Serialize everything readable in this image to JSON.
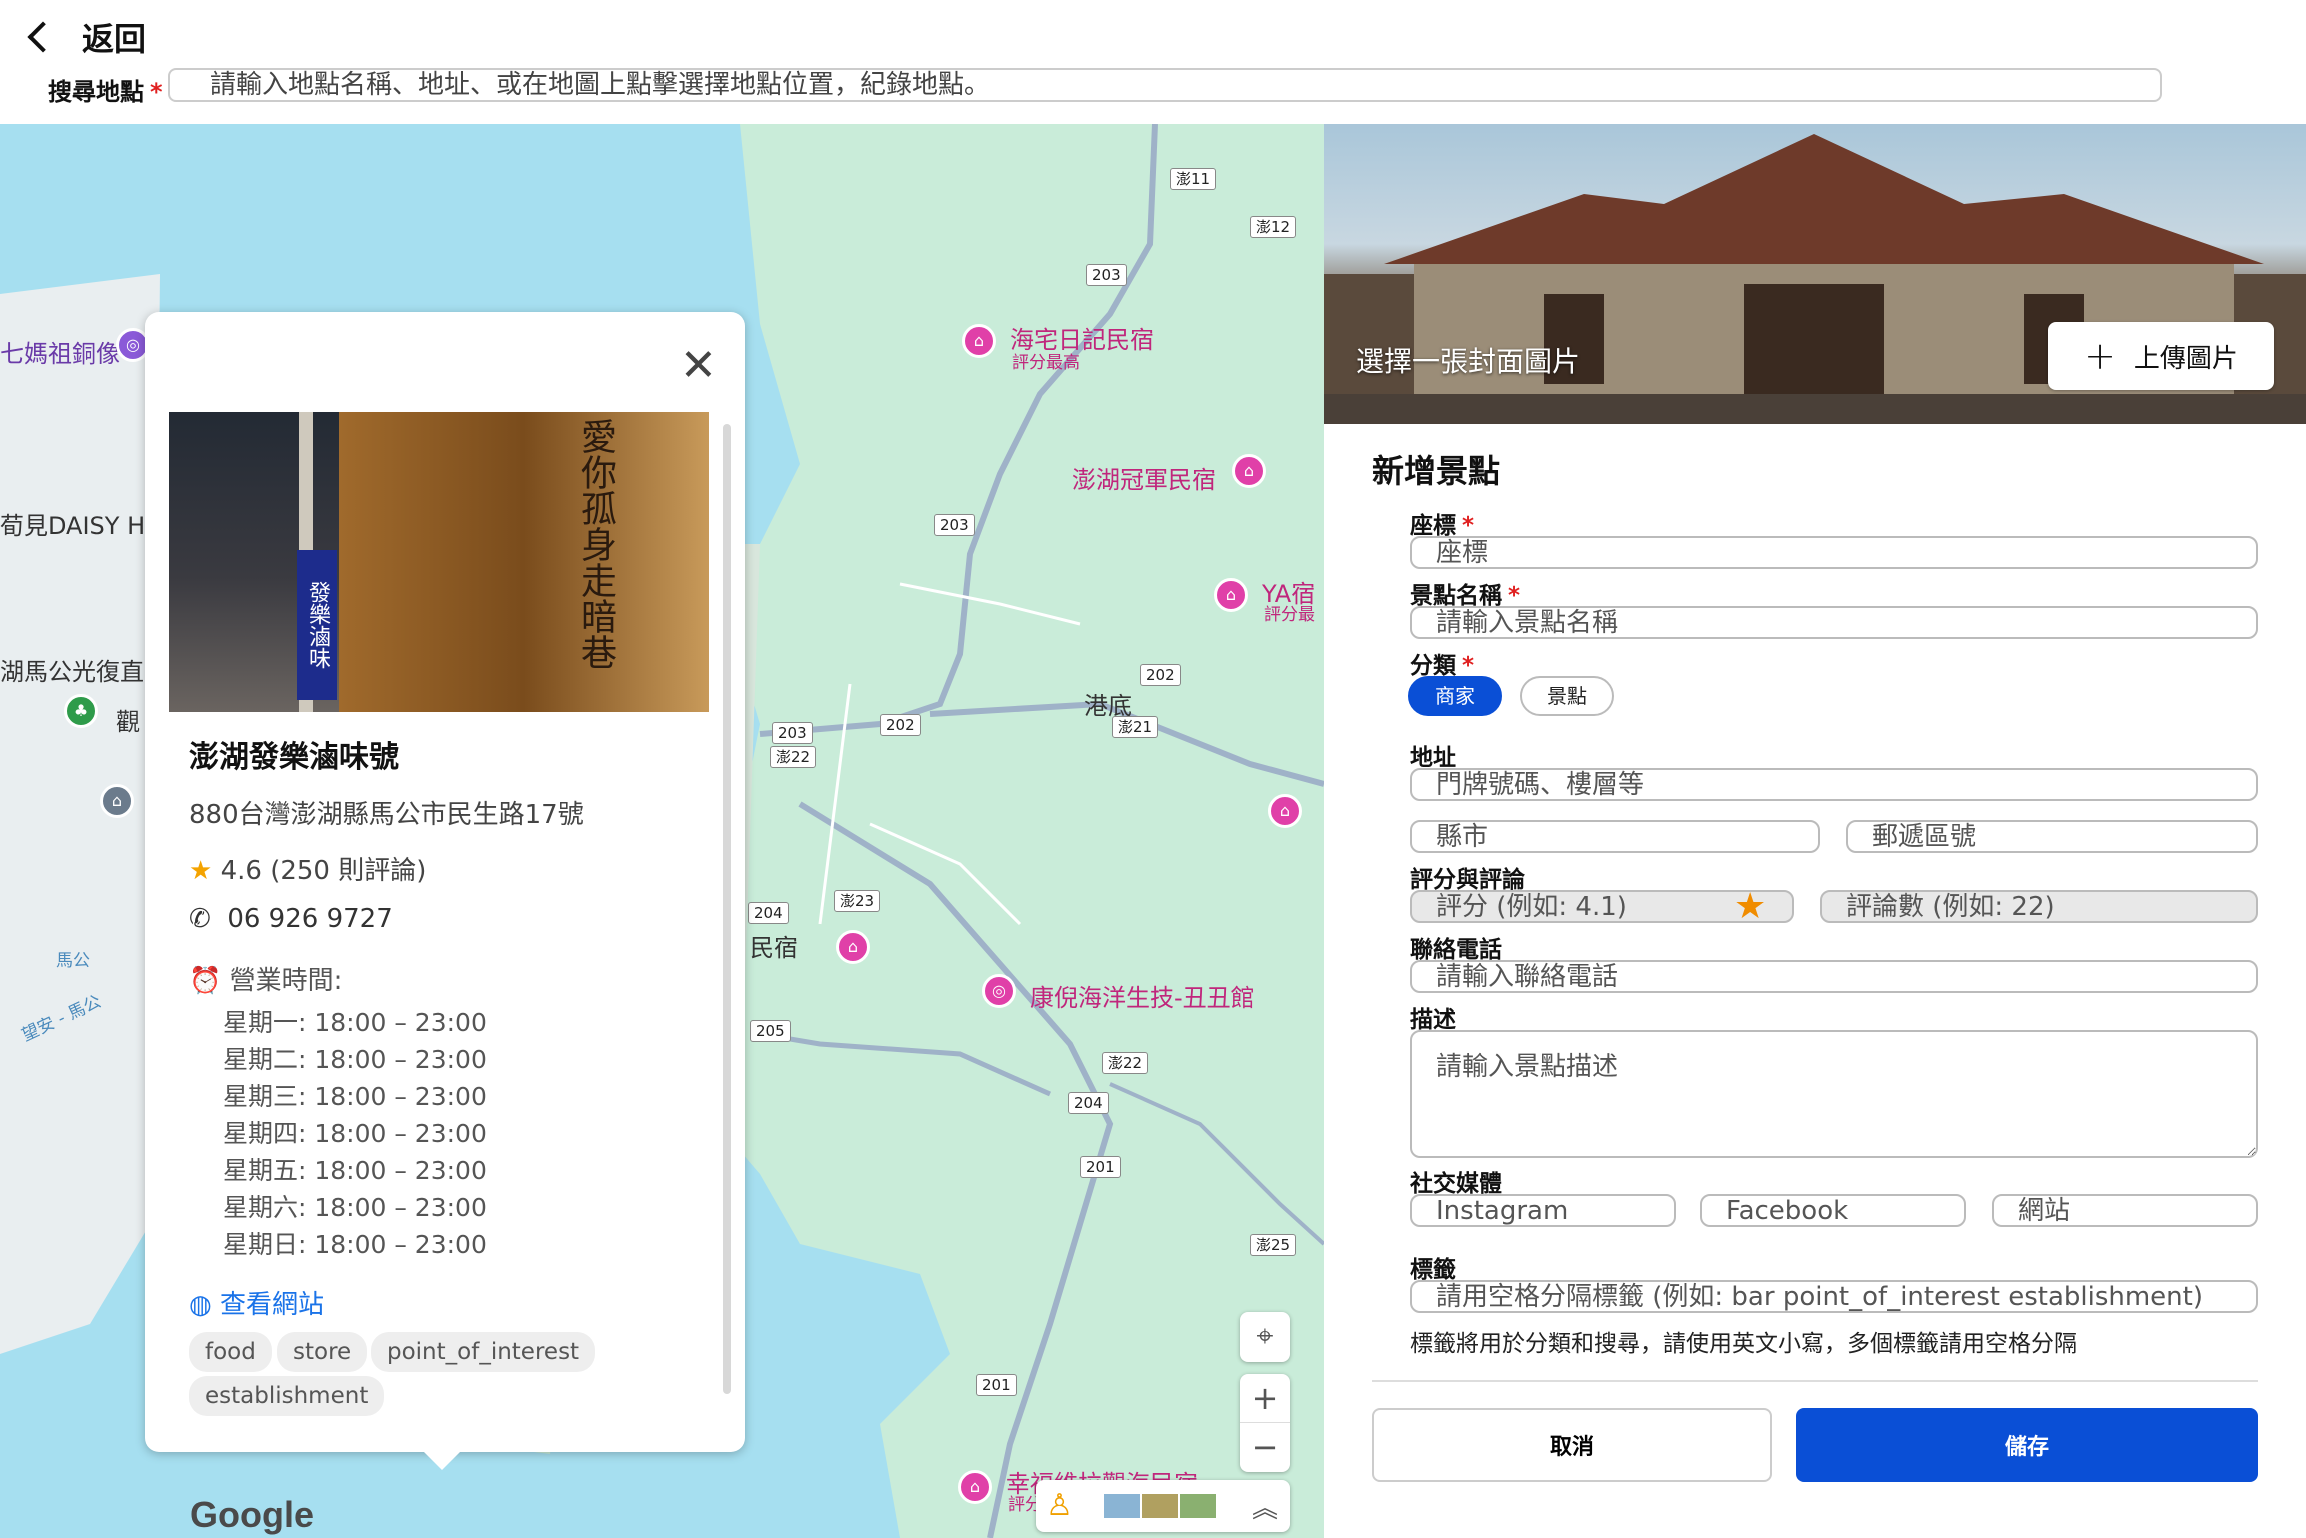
{
  "header": {
    "back_label": "返回",
    "search_label": "搜尋地點",
    "required_mark": "*",
    "search_placeholder": "請輸入地點名稱、地址、或在地圖上點擊選擇地點位置，紀錄地點。"
  },
  "map": {
    "labels": {
      "poi_1": "海宅日記民宿",
      "poi_1_sub": "評分最高",
      "poi_2": "澎湖冠軍民宿",
      "poi_3": "YA宿",
      "poi_3_sub": "評分最",
      "poi_4": "康倪海洋生技-丑丑館",
      "poi_5": "幸福維拉觀海民宿",
      "poi_5_sub": "評分",
      "place_1": "港底",
      "place_2": "民宿",
      "left_1": "七媽祖銅像",
      "left_2": "荀見DAISY HO",
      "left_3": "湖馬公光復直",
      "left_4": "觀",
      "road_1": "馬公",
      "road_2": "望安 - 馬公"
    },
    "shields": [
      "澎11",
      "澎12",
      "203",
      "203",
      "202",
      "澎21",
      "203",
      "202",
      "澎22",
      "204",
      "澎23",
      "205",
      "澎22",
      "204",
      "201",
      "澎25",
      "201"
    ],
    "logo": "Google",
    "zoom_in": "+",
    "zoom_out": "−"
  },
  "place_card": {
    "name": "澎湖發樂滷味號",
    "address": "880台灣澎湖縣馬公市民生路17號",
    "rating_text": "4.6 (250 則評論)",
    "phone": "06 926 9727",
    "hours_title": "營業時間:",
    "hours": [
      "星期一: 18:00 – 23:00",
      "星期二: 18:00 – 23:00",
      "星期三: 18:00 – 23:00",
      "星期四: 18:00 – 23:00",
      "星期五: 18:00 – 23:00",
      "星期六: 18:00 – 23:00",
      "星期日: 18:00 – 23:00"
    ],
    "website_label": "查看網站",
    "tags": [
      "food",
      "store",
      "point_of_interest",
      "establishment"
    ],
    "photo_sign_text": "發樂滷味",
    "photo_calligraphy": "愛你孤身走暗巷"
  },
  "form": {
    "cover_label": "選擇一張封面圖片",
    "upload_label": "上傳圖片",
    "title": "新增景點",
    "coord_label": "座標",
    "coord_placeholder": "座標",
    "name_label": "景點名稱",
    "name_placeholder": "請輸入景點名稱",
    "category_label": "分類",
    "category_options": [
      "商家",
      "景點"
    ],
    "category_selected": "商家",
    "address_label": "地址",
    "address_placeholder": "門牌號碼、樓層等",
    "city_placeholder": "縣市",
    "zip_placeholder": "郵遞區號",
    "rating_label": "評分與評論",
    "rating_placeholder": "評分 (例如: 4.1)",
    "reviews_placeholder": "評論數 (例如: 22)",
    "phone_label": "聯絡電話",
    "phone_placeholder": "請輸入聯絡電話",
    "desc_label": "描述",
    "desc_placeholder": "請輸入景點描述",
    "social_label": "社交媒體",
    "instagram_placeholder": "Instagram",
    "facebook_placeholder": "Facebook",
    "website_placeholder": "網站",
    "tags_label": "標籤",
    "tags_placeholder": "請用空格分隔標籤 (例如: bar point_of_interest establishment)",
    "tags_hint": "標籤將用於分類和搜尋，請使用英文小寫，多個標籤請用空格分隔",
    "cancel_label": "取消",
    "save_label": "儲存"
  },
  "colors": {
    "primary": "#0a4fd6",
    "poi_pink": "#e040a8",
    "star": "#f4a300",
    "water": "#a6dff0",
    "land": "#c9ecd9"
  }
}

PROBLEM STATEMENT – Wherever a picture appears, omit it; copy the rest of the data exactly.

SOLUTION TO THIS EXERCISE –
Serialize everything readable in this image to JSON.
{
  "header": {
    "back_label": "返回",
    "search_label": "搜尋地點",
    "required_mark": "*",
    "search_placeholder": "請輸入地點名稱、地址、或在地圖上點擊選擇地點位置，紀錄地點。"
  },
  "map": {
    "labels": {
      "poi_1": "海宅日記民宿",
      "poi_1_sub": "評分最高",
      "poi_2": "澎湖冠軍民宿",
      "poi_3": "YA宿",
      "poi_3_sub": "評分最",
      "poi_4": "康倪海洋生技-丑丑館",
      "poi_5": "幸福維拉觀海民宿",
      "poi_5_sub": "評分",
      "place_1": "港底",
      "place_2": "民宿",
      "left_1": "七媽祖銅像",
      "left_2": "荀見DAISY HO",
      "left_3": "湖馬公光復直",
      "left_4": "觀",
      "road_1": "馬公",
      "road_2": "望安 - 馬公"
    },
    "shields": [
      "澎11",
      "澎12",
      "203",
      "203",
      "202",
      "澎21",
      "203",
      "202",
      "澎22",
      "204",
      "澎23",
      "205",
      "澎22",
      "204",
      "201",
      "澎25",
      "201"
    ],
    "logo": "Google",
    "zoom_in": "+",
    "zoom_out": "−"
  },
  "place_card": {
    "name": "澎湖發樂滷味號",
    "address": "880台灣澎湖縣馬公市民生路17號",
    "rating_text": "4.6 (250 則評論)",
    "phone": "06 926 9727",
    "hours_title": "營業時間:",
    "hours": [
      "星期一: 18:00 – 23:00",
      "星期二: 18:00 – 23:00",
      "星期三: 18:00 – 23:00",
      "星期四: 18:00 – 23:00",
      "星期五: 18:00 – 23:00",
      "星期六: 18:00 – 23:00",
      "星期日: 18:00 – 23:00"
    ],
    "website_label": "查看網站",
    "tags": [
      "food",
      "store",
      "point_of_interest",
      "establishment"
    ],
    "photo_sign_text": "發樂滷味",
    "photo_calligraphy": "愛你孤身走暗巷"
  },
  "form": {
    "cover_label": "選擇一張封面圖片",
    "upload_label": "上傳圖片",
    "title": "新增景點",
    "coord_label": "座標",
    "coord_placeholder": "座標",
    "name_label": "景點名稱",
    "name_placeholder": "請輸入景點名稱",
    "category_label": "分類",
    "category_options": [
      "商家",
      "景點"
    ],
    "category_selected": "商家",
    "address_label": "地址",
    "address_placeholder": "門牌號碼、樓層等",
    "city_placeholder": "縣市",
    "zip_placeholder": "郵遞區號",
    "rating_label": "評分與評論",
    "rating_placeholder": "評分 (例如: 4.1)",
    "reviews_placeholder": "評論數 (例如: 22)",
    "phone_label": "聯絡電話",
    "phone_placeholder": "請輸入聯絡電話",
    "desc_label": "描述",
    "desc_placeholder": "請輸入景點描述",
    "social_label": "社交媒體",
    "instagram_placeholder": "Instagram",
    "facebook_placeholder": "Facebook",
    "website_placeholder": "網站",
    "tags_label": "標籤",
    "tags_placeholder": "請用空格分隔標籤 (例如: bar point_of_interest establishment)",
    "tags_hint": "標籤將用於分類和搜尋，請使用英文小寫，多個標籤請用空格分隔",
    "cancel_label": "取消",
    "save_label": "儲存"
  },
  "colors": {
    "primary": "#0a4fd6",
    "poi_pink": "#e040a8",
    "star": "#f4a300",
    "water": "#a6dff0",
    "land": "#c9ecd9"
  }
}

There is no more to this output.